Gore Guggenheim (NASDAQ:GGPI) is a special purpose acquisition company (SPAC) poised to merge with Swedish electric vehicle (EV) maker Polestar. As I wrote in my last article, GGPI stock looks like a good value here, especially if the market moves its value metrics higher once the deal closes.
GGPI stock has fallen from its peak price of $15.33 on Nov. 16 down to $11.25 as of Tuesday, Dec. 21. That represents a decline of 26.6%. That presents an opportunity for investors now that the company is waiting to close its merger with Polestar.
For example, on a “see-through” basis (as if the reverse merger with Polestar has closed) GGPI has a market valuation of $24.89 billion. This is based on the company’s slide deck presentation. On page 37, it shows that there will be 2.125 billion shares outstanding. So if we multiple yesterday’s price of $11.25 by that number we get its “see-through” market cap.
Where This Leaves GGPI Stock
One of the unique things about Polestar is that it is already producing electric vehicles (EVs). In fact, it made 10,000 EVs in 2020. Based on page 33 of the company’s slide deck, the EV maker expects to make 29,000 EVs by 2021 year-end. By the end of 2022, it expects to make 65,000 EVs. And by 2025, it hopes to produce 290,000 EVs.
The company is presently making the Polestar 2. By 2023, total production will be 124,000, with two more models out by then.
The company claims it will have $1.6 billion in revenue by the end of 2021 and $3.2 billion in revenue by 2022. So far, there are no financial statements showing whether the company is on track to produce this revenue.
So if the reverse merger deal closes by the end of Q1 2022, we will gain considerably more information. We may be able to see its actual financials for 2021 by the spring of 2022. However, it is always possible the company will issue a financial report on its own prior to then.
On page 34 of the slide deck, the company projects out revenue for the next four years. By the end of 2025, it expects to be able to make $17.8 billion in revenue. The problem is there is really no way to tell if this is a realistic goal.
Moreover, it does not project making any kind of profit until 2024, at which point Polestar expects $700 million. Up until then, it projects losses — although during 2023 it hopes to break even.
What Polestar Could Be Worth
Let’s assume the company is indeed on track this year to make $1.6 billion in revenue, and $3.2 billion next year.
If the market gives the stock an 8 times sales multiple for 2022, its potential market capitalization will be $25.6 billion. That is about 2.9% over today’s “see-through” market cap of $24.89 billion.
That valuation would be a 39% discount to the 2022 price-to-sales (P/S) multiple of Tesla (NASDAQ:TSLA) at 13 times. But, compared to Nio (NYSE:NIO), at its 4.89 forward P/S multiple, it is at a premium.

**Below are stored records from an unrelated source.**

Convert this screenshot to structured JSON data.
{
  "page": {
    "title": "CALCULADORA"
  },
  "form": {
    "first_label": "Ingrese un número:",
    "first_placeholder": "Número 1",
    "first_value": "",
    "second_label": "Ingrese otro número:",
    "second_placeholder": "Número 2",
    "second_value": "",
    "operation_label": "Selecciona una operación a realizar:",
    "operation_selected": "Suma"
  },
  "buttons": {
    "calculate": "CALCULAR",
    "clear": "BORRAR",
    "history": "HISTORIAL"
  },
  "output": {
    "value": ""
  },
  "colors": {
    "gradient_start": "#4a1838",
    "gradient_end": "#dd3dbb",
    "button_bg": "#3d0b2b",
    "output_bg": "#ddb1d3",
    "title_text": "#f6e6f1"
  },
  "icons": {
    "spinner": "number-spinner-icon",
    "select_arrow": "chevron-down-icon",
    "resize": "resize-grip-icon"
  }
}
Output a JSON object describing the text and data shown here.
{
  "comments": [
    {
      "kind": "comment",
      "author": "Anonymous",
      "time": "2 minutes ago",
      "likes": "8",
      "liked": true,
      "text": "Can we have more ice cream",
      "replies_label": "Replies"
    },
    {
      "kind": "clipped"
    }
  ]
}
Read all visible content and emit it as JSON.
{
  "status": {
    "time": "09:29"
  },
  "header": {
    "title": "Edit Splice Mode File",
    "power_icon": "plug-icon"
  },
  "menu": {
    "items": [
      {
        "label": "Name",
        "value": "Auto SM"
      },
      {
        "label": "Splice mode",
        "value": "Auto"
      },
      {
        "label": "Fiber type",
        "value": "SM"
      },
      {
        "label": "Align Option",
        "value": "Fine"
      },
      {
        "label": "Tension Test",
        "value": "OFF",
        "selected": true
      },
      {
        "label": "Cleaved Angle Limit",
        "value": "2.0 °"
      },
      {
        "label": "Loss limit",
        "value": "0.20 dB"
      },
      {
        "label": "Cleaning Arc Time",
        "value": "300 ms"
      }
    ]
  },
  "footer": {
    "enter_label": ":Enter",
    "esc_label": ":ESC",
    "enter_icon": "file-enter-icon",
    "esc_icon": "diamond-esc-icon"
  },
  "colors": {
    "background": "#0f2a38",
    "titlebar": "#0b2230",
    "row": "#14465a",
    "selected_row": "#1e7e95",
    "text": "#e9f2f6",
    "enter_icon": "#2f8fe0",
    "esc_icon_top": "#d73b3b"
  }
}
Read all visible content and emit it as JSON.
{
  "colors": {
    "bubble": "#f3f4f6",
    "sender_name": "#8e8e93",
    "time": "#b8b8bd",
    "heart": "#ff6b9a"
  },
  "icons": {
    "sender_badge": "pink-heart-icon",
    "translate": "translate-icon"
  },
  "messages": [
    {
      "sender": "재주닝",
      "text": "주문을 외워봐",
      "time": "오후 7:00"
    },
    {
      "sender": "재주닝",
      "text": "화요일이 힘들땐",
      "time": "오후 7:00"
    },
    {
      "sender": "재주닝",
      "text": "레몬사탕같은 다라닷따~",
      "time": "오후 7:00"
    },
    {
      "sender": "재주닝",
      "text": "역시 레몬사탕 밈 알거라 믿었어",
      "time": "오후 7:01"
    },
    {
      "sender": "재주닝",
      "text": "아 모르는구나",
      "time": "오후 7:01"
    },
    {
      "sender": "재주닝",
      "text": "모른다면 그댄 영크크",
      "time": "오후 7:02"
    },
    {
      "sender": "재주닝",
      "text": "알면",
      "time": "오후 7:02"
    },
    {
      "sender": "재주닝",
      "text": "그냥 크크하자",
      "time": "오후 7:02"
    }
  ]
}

However, once the reverse merger deal closes, there is a good chance the market could move its metrics closer to Tesla. For example, at 10 times its forward P/S multiple, Polestar would gain a market value of $32 billion (i.e., 10 times $3.2 billion forecast sales for 2022.)
At that valuation, the stock price could move up to 29% higher. This is because the $32 billion market cap is 29% over its present “see-through” market cap of $24.89 billion. That implies that GGPI stock (once the deal closes) could rise to $14.51 or so.
What to Do With GGPI Stock
We have shown that GGPI stock could be worth anywhere from 3% to 29% more, depending on how the market treats Polestar once the reverse merger closes.
One important factor that will influence this is whether the company comes out with its “see-through” financial statements. This will show investors how many EVs it’s produced and sold so far this year, and how much revenue it has made by the end of 2021. Short of that information, it might be difficult to get the higher end of this projected valuation.
On the date of publication, Mark R. Hake did not hold any position (either directly or indirectly) in the securities mentioned in this article. The opinions expressed in this article are those of the writer, subject to the InvestorPlace.com Publishing Guidelines.
Mark Hake writes about personal finance on mrhake.medium.com and runs the Total Yield Value Guide which you can review here.